[6] Defendant further contends as a matter of law that at the time when the notation, "Damage on this shipment," was made on April 20, 1955, the plaintiff was not evidencing an intention to file a claim for damages, but was only seeking to avoid the waiver of his rights to file a claim for damages at a later date. While the inference for which defendant contends has some support in the record and may be a permissible factual inference to draw from the testimony, the trial court drew the contrary inference that the plaintiff was thereby notifying the defendant carrier in writing of his intention to file a claim for damages. Where opposing factual inferences may reasonably be drawn from the same evidence, the inference drawn by the trial court may not be disturbed by an appellate tribunal. (Crawford v. Southern Pacific Co., 3 Cal. 2d 427, 429 [45 P.2d 183]; Tidlund v. Seven Up Bottling Co., 154 Cal. App. 2d 663, 665- 666 [316 P.2d 656].)

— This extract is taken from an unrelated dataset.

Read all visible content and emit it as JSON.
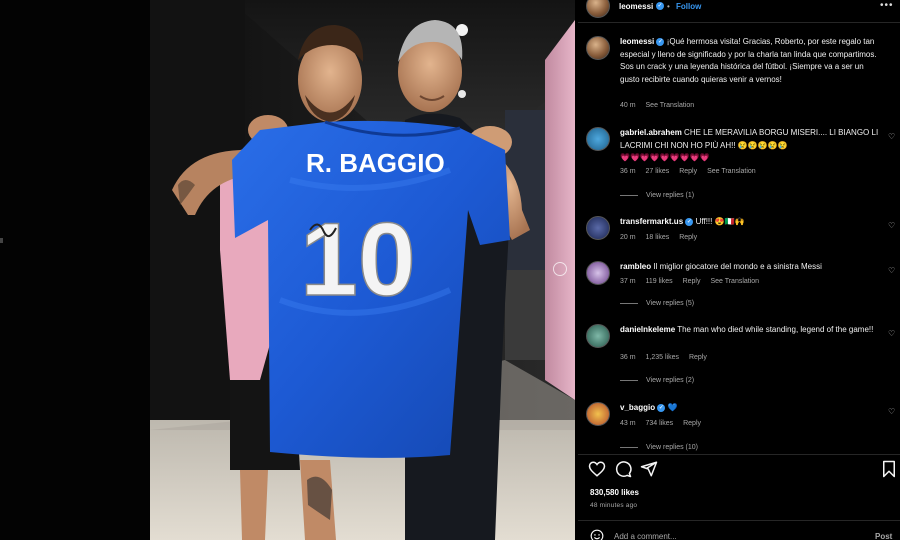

[7] Defendant also contends that neither the inspection report nor the notation on the freight bill may be said to comply with the writing requirement of section 2(b) of the bill of lading, because both writings were made by defendant's agent, Hileman, and, defendant further contends, the claim in writing must be made by the claimant. While some of the cases indicate that the claim should emanate from the shipper (see Delphi Frosted Foods Corp. v. Illinois Cent. R. Co., supra, 188 F.2d 343, 345-346; Penn State Laundry Co. v. Pennsylvania Railroad Co., supra, 134 F. Supp. 955, 956-957), it is not settled law that the claim must be filed by the shipper personally. (See Loveless v. Universal Carloading & Distributing Co., supra, 225 F.2d 637, 641.) Nor would it seem to be [55 Cal. 2d 438] necessary that the claim be filed by the shipper, so long as the defendant carrier was given authoritative notice in writing that the shipper intends to claim damages. (See Insurance Co. of North America v. Newtowne Mfg. Co., supra, 187 F.2d 675, 680-681.)

[8] But even assuming that defendant is correct in its contention that the claim must emanate from the shipper, the trial court reached the conclusion that the notation on the freight bill was written by Hileman at plaintiff's insistence. Such a conclusion by the trier of fact finds support in the evidence and therefore may not be disturbed on appeal. (Crawford v. Southern Pacific Co., supra, 3 Cal. 2d 427, 429.) Thus, even though Hileman was employed by the defendant railway, he became plaintiff's agent for the purpose of noting on the freight bill that the plaintiff intended to claim damages because of the condition of his machine. (T. J. Moss Tie Co. v. Stamp, (Mo. App.), 25 S.W.2d 138, 141; Rest., Agency, 2d, § 14 L(1), comment b; see Hiner v. Olson, 23 Cal. App. 2d 227, 230-231 [72 P.2d 890, 73 P.2d 945]; Pauly v. Pauly, 107 Cal. 8, 25-26 [40 P. 29, 48 Am.St.Rep. 98].) Also, the plaintiff need not have expressly made Hileman his agent for the purpose of noting plaintiff's intention to claim damages. [9] The existence of an agency is a question of fact (Brokaw v. Black-Foxe Military Institute, 37 Cal. 2d 274, 278 [231 P.2d 816]), which may be implied from the conduct of the parties. (Smith v. Schuttpelz, 1 Cal. 2d 158, 161 [33 P.2d 836].)

The judgment is affirmed.

Gibson, C. J., Traynor, J., Schauer, J., McComb, J., Peters, J., and Dooling, J., concurred.